## Source information

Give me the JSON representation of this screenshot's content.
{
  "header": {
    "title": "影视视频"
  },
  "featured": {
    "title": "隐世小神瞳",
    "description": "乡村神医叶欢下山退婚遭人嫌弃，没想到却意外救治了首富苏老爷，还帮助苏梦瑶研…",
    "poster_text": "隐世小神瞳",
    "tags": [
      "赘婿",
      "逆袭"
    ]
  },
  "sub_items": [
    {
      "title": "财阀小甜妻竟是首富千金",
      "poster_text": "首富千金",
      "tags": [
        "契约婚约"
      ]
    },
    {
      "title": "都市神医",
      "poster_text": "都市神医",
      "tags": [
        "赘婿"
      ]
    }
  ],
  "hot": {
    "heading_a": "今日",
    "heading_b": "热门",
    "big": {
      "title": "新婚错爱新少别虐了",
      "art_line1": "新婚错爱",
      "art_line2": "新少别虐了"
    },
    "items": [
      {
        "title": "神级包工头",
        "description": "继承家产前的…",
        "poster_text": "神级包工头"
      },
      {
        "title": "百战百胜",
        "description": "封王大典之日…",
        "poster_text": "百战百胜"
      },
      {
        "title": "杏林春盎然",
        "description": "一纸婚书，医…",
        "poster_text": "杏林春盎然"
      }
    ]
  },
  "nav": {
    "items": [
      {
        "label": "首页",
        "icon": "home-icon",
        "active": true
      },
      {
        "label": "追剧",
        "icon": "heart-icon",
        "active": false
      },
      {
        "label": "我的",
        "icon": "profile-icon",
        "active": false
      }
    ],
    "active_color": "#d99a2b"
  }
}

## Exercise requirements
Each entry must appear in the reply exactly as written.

## Response to this exercise
Give me the JSON representation of this screenshot's content.
{
  "header": {
    "title": "影视视频"
  },
  "featured": {
    "title": "隐世小神瞳",
    "description": "乡村神医叶欢下山退婚遭人嫌弃，没想到却意外救治了首富苏老爷，还帮助苏梦瑶研…",
    "poster_text": "隐世小神瞳",
    "tags": [
      "赘婿",
      "逆袭"
    ]
  },
  "sub_items": [
    {
      "title": "财阀小甜妻竟是首富千金",
      "poster_text": "首富千金",
      "tags": [
        "契约婚约"
      ]
    },
    {
      "title": "都市神医",
      "poster_text": "都市神医",
      "tags": [
        "赘婿"
      ]
    }
  ],
  "hot": {
    "heading_a": "今日",
    "heading_b": "热门",
    "big": {
      "title": "新婚错爱新少别虐了",
      "art_line1": "新婚错爱",
      "art_line2": "新少别虐了"
    },
    "items": [
      {
        "title": "神级包工头",
        "description": "继承家产前的…",
        "poster_text": "神级包工头"
      },
      {
        "title": "百战百胜",
        "description": "封王大典之日…",
        "poster_text": "百战百胜"
      },
      {
        "title": "杏林春盎然",
        "description": "一纸婚书，医…",
        "poster_text": "杏林春盎然"
      }
    ]
  },
  "nav": {
    "items": [
      {
        "label": "首页",
        "icon": "home-icon",
        "active": true
      },
      {
        "label": "追剧",
        "icon": "heart-icon",
        "active": false
      },
      {
        "label": "我的",
        "icon": "profile-icon",
        "active": false
      }
    ],
    "active_color": "#d99a2b"
  }
}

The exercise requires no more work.